Left click Utilities:
Left Click Disks:
To the left ensure you have your Windows HDD/SSD selected:
Select the largest partition by left clicking on it and left click the settings crank:
Select Edit Mount Settings:
Turn Automatic Mount Options off:
Left click the field:
At the end add ,ro with no spaces (comma) so it says:
Select ok and now your Windows HDD/SSD will be read only allowing you to copy the data from it.
Copy your Data from Windows Vista/7/8.1/10
For a Windows Vista/7/8.1 or later install. Navigate to the Users folder.
Then select your “username” in this case default.
Copy your Data from Windows XP
For a Windows XP install. Navigate to Documents and Settings:
Then select your “username” in this case default.
Select My Documents, Desktop and Favourites.
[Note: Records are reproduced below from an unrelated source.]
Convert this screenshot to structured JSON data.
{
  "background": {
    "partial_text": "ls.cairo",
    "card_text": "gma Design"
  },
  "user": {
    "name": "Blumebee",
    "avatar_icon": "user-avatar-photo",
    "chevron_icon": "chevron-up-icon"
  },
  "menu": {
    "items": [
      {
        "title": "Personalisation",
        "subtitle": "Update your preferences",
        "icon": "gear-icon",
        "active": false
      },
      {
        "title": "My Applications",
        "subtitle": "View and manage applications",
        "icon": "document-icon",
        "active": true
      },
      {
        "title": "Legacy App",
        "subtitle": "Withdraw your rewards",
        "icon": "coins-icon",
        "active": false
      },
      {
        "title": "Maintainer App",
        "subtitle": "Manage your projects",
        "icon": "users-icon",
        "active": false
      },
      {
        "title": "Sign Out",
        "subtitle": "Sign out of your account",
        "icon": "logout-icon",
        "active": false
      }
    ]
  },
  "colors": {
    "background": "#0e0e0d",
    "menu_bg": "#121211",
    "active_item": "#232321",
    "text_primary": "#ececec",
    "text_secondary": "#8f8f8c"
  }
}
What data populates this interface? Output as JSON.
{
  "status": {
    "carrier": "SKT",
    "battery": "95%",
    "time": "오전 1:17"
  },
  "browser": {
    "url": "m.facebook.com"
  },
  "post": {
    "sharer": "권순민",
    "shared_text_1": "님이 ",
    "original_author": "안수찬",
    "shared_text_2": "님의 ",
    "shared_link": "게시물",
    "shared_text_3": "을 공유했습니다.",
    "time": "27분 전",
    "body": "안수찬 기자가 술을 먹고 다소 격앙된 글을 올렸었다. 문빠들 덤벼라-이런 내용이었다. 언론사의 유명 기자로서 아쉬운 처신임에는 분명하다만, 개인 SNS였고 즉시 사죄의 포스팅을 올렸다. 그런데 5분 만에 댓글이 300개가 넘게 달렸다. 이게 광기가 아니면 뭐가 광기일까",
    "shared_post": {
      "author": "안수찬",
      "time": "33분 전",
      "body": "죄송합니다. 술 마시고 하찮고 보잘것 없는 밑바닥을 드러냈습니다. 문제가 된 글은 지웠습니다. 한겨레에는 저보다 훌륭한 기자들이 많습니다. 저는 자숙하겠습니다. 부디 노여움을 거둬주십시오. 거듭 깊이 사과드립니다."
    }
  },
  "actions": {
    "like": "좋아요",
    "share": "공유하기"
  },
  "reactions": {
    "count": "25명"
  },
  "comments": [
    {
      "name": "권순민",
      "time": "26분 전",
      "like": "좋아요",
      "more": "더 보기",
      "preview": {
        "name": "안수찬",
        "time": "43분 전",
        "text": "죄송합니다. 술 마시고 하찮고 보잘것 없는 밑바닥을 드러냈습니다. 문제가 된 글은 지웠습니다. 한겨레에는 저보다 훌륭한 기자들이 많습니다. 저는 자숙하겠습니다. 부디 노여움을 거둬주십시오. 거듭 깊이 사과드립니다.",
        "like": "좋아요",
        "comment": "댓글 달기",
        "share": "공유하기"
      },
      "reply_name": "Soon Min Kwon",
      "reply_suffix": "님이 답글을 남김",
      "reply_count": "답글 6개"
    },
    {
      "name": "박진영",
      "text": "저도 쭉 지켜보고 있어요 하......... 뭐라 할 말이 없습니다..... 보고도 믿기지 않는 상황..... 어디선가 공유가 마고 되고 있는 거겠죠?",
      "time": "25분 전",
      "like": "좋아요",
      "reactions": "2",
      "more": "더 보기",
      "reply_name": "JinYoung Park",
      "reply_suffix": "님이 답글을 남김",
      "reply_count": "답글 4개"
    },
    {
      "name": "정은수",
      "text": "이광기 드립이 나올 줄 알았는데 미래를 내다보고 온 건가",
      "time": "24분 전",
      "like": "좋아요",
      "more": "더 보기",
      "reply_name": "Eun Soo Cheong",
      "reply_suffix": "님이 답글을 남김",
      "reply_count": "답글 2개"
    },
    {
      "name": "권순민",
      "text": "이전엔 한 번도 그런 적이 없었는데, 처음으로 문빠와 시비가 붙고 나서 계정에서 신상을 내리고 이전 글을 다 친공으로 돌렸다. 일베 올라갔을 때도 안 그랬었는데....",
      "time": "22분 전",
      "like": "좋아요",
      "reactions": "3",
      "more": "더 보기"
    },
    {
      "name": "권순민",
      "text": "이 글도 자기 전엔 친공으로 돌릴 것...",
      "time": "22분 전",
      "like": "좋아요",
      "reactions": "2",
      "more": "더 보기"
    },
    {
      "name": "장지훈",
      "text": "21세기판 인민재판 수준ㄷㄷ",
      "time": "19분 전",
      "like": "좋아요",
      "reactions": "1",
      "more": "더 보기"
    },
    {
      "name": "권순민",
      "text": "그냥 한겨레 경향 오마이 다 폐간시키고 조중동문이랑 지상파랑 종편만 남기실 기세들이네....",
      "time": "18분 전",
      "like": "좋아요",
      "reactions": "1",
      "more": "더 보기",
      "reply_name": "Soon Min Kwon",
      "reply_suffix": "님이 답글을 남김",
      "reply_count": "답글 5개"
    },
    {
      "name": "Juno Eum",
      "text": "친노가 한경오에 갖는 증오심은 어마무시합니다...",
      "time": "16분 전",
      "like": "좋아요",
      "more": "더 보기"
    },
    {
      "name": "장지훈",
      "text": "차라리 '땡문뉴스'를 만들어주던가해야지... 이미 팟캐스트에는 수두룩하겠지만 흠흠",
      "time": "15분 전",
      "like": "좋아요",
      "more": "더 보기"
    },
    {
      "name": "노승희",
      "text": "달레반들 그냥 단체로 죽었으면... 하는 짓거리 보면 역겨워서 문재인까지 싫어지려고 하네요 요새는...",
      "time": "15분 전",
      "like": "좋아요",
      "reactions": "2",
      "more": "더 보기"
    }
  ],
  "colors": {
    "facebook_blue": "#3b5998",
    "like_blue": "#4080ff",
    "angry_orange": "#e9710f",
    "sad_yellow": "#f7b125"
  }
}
Note in Windows XP, My Music, My Pictures and in some cases My Videos are subfolders of My Documents.
Paste your Data onto your External HardDrive
Hold down [Ctrl] and left click Desktop, Documents, Downloads, Favourites, Links, Music, Pictures, Saved Games and Videos.
Press [Ctrl] and to copy.
Select your external hard drive and right click it and select “Open In New Window”
Aerosnap the Window of your external hard drive to the right by pressing [Windows] and [→]
Aerosnap the Window of your Windows Drive to the left by pressing [Windows] and [←]
Drag and drop the Desktop, Documents, Downloads, Favourites, Links, Music, Pictures, Saved Games and Videos from the left to the right or press [Ctrl] and [v] to paste to the external hard drive.
Have a look throughout your drive to see if there is anything else you need to copy over.
When you are down, navigate to the top right and select the power options. Select ShutDown.
You should use an external hard drive (preferably more than 1) to periodically backup your files/folders.
You should also consider using an online service such as OneDrive for really important files. See Microsoft Office and OneDrive for more details.
Windows XP has reached End of Life and should no be longer be used.
New Hard Drive or Wiping your Old HardDrive
For those whose hard drive has failed, they should look to installing a new drive, preferably a Solid State Drive. For more information see Upgrading to a Solid State Drive. It is more expensive per GB but has a significant boost in terms of overall system performance. Windows should be installed with a clean install. See A Clean Install of Windows.
For those with working hard drives if you suspect Malware has caused the issue, un-attach any external hard drives or USB sticks with user data and securely wipe your system. For more information see Cleaning up a Drive.
Ensure to scan your external hard drive on a fully patched system with Malwarebytes’ Antimalware for more information see MalwareBytes’ AntiMalware. Windows should be installed with a clean install. See A Clean Install of Windows and WIndows 10 is recommended. Note as Windows XP has reached End of Life; Windows XP users are recommended to avoid continued use of Windows XP as its unsecure and likely one of the main reasons you were infected.